» **Exercise directions**: Could you set down every record exactly as it appears?

» **Source records**:
──────────

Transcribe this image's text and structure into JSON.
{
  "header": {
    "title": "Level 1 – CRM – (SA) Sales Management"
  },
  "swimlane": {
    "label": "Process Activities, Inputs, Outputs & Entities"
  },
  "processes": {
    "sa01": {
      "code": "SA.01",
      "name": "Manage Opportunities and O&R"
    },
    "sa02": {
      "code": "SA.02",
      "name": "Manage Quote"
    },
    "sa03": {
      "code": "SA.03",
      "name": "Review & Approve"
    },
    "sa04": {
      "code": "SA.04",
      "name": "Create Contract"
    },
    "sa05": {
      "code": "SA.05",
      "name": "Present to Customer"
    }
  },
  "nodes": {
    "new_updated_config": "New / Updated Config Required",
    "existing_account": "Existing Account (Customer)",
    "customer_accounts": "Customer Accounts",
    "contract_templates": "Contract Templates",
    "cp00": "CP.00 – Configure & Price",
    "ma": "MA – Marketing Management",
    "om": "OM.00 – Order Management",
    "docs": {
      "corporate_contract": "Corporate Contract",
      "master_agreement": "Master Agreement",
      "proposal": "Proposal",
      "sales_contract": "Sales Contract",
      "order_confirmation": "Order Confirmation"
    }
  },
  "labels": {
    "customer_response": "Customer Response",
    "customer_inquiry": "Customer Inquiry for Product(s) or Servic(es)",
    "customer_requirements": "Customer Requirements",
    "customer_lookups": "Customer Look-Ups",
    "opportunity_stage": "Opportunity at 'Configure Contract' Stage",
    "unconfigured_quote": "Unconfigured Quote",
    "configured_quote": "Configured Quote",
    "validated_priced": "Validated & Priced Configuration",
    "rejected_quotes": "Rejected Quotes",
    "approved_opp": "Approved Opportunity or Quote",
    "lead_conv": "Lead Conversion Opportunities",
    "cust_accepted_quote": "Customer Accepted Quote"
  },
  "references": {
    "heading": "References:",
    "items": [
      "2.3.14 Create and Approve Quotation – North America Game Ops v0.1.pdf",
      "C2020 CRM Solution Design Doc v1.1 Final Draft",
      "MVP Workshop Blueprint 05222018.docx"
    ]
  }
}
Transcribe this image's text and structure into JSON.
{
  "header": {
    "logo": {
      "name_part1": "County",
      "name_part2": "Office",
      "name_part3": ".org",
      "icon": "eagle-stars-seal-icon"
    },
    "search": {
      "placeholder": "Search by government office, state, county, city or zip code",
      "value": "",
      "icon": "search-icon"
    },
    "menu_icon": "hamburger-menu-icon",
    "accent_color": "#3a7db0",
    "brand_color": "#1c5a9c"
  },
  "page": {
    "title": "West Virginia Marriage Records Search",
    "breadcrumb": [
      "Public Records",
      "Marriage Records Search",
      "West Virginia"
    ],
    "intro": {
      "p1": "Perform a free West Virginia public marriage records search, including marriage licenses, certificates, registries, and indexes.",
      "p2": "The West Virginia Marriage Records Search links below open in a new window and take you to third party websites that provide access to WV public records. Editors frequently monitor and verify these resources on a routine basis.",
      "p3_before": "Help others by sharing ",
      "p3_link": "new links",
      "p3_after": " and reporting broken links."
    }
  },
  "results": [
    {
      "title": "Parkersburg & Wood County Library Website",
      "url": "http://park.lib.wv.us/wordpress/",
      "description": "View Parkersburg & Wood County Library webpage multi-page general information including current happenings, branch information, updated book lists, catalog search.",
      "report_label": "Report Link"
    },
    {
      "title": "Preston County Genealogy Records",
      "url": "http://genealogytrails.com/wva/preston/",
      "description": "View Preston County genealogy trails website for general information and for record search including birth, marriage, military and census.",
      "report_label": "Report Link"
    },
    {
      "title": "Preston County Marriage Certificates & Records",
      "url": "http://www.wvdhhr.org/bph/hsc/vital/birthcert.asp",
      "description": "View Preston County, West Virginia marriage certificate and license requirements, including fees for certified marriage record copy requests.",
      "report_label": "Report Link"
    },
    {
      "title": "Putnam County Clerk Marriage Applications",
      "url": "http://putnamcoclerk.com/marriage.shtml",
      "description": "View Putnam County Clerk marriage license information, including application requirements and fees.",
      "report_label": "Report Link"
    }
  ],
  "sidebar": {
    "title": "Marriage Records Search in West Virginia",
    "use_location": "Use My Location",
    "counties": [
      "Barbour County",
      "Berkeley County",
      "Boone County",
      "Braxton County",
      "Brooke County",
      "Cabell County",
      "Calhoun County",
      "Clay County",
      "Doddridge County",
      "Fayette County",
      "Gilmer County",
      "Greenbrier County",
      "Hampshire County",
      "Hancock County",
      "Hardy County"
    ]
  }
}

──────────

» **Answer box**:
Transcribe this image's text and structure into JSON.
{
  "header": {
    "title": "Level 1 – CRM – (SA) Sales Management"
  },
  "swimlane": {
    "label": "Process Activities, Inputs, Outputs & Entities"
  },
  "processes": {
    "sa01": {
      "code": "SA.01",
      "name": "Manage Opportunities and O&R"
    },
    "sa02": {
      "code": "SA.02",
      "name": "Manage Quote"
    },
    "sa03": {
      "code": "SA.03",
      "name": "Review & Approve"
    },
    "sa04": {
      "code": "SA.04",
      "name": "Create Contract"
    },
    "sa05": {
      "code": "SA.05",
      "name": "Present to Customer"
    }
  },
  "nodes": {
    "new_updated_config": "New / Updated Config Required",
    "existing_account": "Existing Account (Customer)",
    "customer_accounts": "Customer Accounts",
    "contract_templates": "Contract Templates",
    "cp00": "CP.00 – Configure & Price",
    "ma": "MA – Marketing Management",
    "om": "OM.00 – Order Management",
    "docs": {
      "corporate_contract": "Corporate Contract",
      "master_agreement": "Master Agreement",
      "proposal": "Proposal",
      "sales_contract": "Sales Contract",
      "order_confirmation": "Order Confirmation"
    }
  },
  "labels": {
    "customer_response": "Customer Response",
    "customer_inquiry": "Customer Inquiry for Product(s) or Servic(es)",
    "customer_requirements": "Customer Requirements",
    "customer_lookups": "Customer Look-Ups",
    "opportunity_stage": "Opportunity at 'Configure Contract' Stage",
    "unconfigured_quote": "Unconfigured Quote",
    "configured_quote": "Configured Quote",
    "validated_priced": "Validated & Priced Configuration",
    "rejected_quotes": "Rejected Quotes",
    "approved_opp": "Approved Opportunity or Quote",
    "lead_conv": "Lead Conversion Opportunities",
    "cust_accepted_quote": "Customer Accepted Quote"
  },
  "references": {
    "heading": "References:",
    "items": [
      "2.3.14 Create and Approve Quotation – North America Game Ops v0.1.pdf",
      "C2020 CRM Solution Design Doc v1.1 Final Draft",
      "MVP Workshop Blueprint 05222018.docx"
    ]
  }
}
Transcribe this image's text and structure into JSON.
{
  "header": {
    "logo": {
      "name_part1": "County",
      "name_part2": "Office",
      "name_part3": ".org",
      "icon": "eagle-stars-seal-icon"
    },
    "search": {
      "placeholder": "Search by government office, state, county, city or zip code",
      "value": "",
      "icon": "search-icon"
    },
    "menu_icon": "hamburger-menu-icon",
    "accent_color": "#3a7db0",
    "brand_color": "#1c5a9c"
  },
  "page": {
    "title": "West Virginia Marriage Records Search",
    "breadcrumb": [
      "Public Records",
      "Marriage Records Search",
      "West Virginia"
    ],
    "intro": {
      "p1": "Perform a free West Virginia public marriage records search, including marriage licenses, certificates, registries, and indexes.",
      "p2": "The West Virginia Marriage Records Search links below open in a new window and take you to third party websites that provide access to WV public records. Editors frequently monitor and verify these resources on a routine basis.",
      "p3_before": "Help others by sharing ",
      "p3_link": "new links",
      "p3_after": " and reporting broken links."
    }
  },
  "results": [
    {
      "title": "Parkersburg & Wood County Library Website",
      "url": "http://park.lib.wv.us/wordpress/",
      "description": "View Parkersburg & Wood County Library webpage multi-page general information including current happenings, branch information, updated book lists, catalog search.",
      "report_label": "Report Link"
    },
    {
      "title": "Preston County Genealogy Records",
      "url": "http://genealogytrails.com/wva/preston/",
      "description": "View Preston County genealogy trails website for general information and for record search including birth, marriage, military and census.",
      "report_label": "Report Link"
    },
    {
      "title": "Preston County Marriage Certificates & Records",
      "url": "http://www.wvdhhr.org/bph/hsc/vital/birthcert.asp",
      "description": "View Preston County, West Virginia marriage certificate and license requirements, including fees for certified marriage record copy requests.",
      "report_label": "Report Link"
    },
    {
      "title": "Putnam County Clerk Marriage Applications",
      "url": "http://putnamcoclerk.com/marriage.shtml",
      "description": "View Putnam County Clerk marriage license information, including application requirements and fees.",
      "report_label": "Report Link"
    }
  ],
  "sidebar": {
    "title": "Marriage Records Search in West Virginia",
    "use_location": "Use My Location",
    "counties": [
      "Barbour County",
      "Berkeley County",
      "Boone County",
      "Braxton County",
      "Brooke County",
      "Cabell County",
      "Calhoun County",
      "Clay County",
      "Doddridge County",
      "Fayette County",
      "Gilmer County",
      "Greenbrier County",
      "Hampshire County",
      "Hancock County",
      "Hardy County"
    ]
  }
}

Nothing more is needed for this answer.